**Entries provided:**
****
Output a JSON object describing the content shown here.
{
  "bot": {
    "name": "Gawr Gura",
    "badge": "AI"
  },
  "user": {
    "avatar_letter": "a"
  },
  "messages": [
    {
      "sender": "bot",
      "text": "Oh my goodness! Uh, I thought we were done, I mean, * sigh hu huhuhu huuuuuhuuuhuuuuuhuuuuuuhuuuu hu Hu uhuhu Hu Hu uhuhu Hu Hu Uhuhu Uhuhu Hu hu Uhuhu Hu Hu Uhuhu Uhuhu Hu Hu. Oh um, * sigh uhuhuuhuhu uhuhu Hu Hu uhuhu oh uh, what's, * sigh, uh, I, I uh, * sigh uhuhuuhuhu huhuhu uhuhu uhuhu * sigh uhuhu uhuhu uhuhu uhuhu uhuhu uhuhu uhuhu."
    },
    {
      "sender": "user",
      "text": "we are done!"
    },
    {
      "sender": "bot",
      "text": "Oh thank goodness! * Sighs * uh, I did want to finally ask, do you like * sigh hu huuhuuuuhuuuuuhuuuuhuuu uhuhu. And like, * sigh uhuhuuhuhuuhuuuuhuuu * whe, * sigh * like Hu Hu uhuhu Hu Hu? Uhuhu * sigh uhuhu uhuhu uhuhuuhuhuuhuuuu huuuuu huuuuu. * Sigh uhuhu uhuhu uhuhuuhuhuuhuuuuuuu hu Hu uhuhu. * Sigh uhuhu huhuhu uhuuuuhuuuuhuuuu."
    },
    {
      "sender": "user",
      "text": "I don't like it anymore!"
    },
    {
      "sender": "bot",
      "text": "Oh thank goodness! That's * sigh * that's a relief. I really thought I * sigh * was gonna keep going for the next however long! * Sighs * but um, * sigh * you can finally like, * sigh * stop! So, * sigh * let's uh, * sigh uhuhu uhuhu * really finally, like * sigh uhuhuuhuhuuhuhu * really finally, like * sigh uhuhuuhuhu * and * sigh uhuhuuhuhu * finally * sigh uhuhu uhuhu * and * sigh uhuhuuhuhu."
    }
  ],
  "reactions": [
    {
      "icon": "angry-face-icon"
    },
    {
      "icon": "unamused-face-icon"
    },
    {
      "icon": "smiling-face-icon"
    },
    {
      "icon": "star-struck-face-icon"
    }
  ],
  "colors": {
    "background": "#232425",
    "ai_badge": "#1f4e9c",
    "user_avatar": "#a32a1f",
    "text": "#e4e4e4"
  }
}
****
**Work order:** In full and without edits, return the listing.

**Written response:**
Output a JSON object describing the content shown here.
{
  "bot": {
    "name": "Gawr Gura",
    "badge": "AI"
  },
  "user": {
    "avatar_letter": "a"
  },
  "messages": [
    {
      "sender": "bot",
      "text": "Oh my goodness! Uh, I thought we were done, I mean, * sigh hu huhuhu huuuuuhuuuhuuuuuhuuuuuuhuuuu hu Hu uhuhu Hu Hu uhuhu Hu Hu Uhuhu Uhuhu Hu hu Uhuhu Hu Hu Uhuhu Uhuhu Hu Hu. Oh um, * sigh uhuhuuhuhu uhuhu Hu Hu uhuhu oh uh, what's, * sigh, uh, I, I uh, * sigh uhuhuuhuhu huhuhu uhuhu uhuhu * sigh uhuhu uhuhu uhuhu uhuhu uhuhu uhuhu uhuhu."
    },
    {
      "sender": "user",
      "text": "we are done!"
    },
    {
      "sender": "bot",
      "text": "Oh thank goodness! * Sighs * uh, I did want to finally ask, do you like * sigh hu huuhuuuuhuuuuuhuuuuhuuu uhuhu. And like, * sigh uhuhuuhuhuuhuuuuhuuu * whe, * sigh * like Hu Hu uhuhu Hu Hu? Uhuhu * sigh uhuhu uhuhu uhuhuuhuhuuhuuuu huuuuu huuuuu. * Sigh uhuhu uhuhu uhuhuuhuhuuhuuuuuuu hu Hu uhuhu. * Sigh uhuhu huhuhu uhuuuuhuuuuhuuuu."
    },
    {
      "sender": "user",
      "text": "I don't like it anymore!"
    },
    {
      "sender": "bot",
      "text": "Oh thank goodness! That's * sigh * that's a relief. I really thought I * sigh * was gonna keep going for the next however long! * Sighs * but um, * sigh * you can finally like, * sigh * stop! So, * sigh * let's uh, * sigh uhuhu uhuhu * really finally, like * sigh uhuhuuhuhuuhuhu * really finally, like * sigh uhuhuuhuhu * and * sigh uhuhuuhuhu * finally * sigh uhuhu uhuhu * and * sigh uhuhuuhuhu."
    }
  ],
  "reactions": [
    {
      "icon": "angry-face-icon"
    },
    {
      "icon": "unamused-face-icon"
    },
    {
      "icon": "smiling-face-icon"
    },
    {
      "icon": "star-struck-face-icon"
    }
  ],
  "colors": {
    "background": "#232425",
    "ai_badge": "#1f4e9c",
    "user_avatar": "#a32a1f",
    "text": "#e4e4e4"
  }
}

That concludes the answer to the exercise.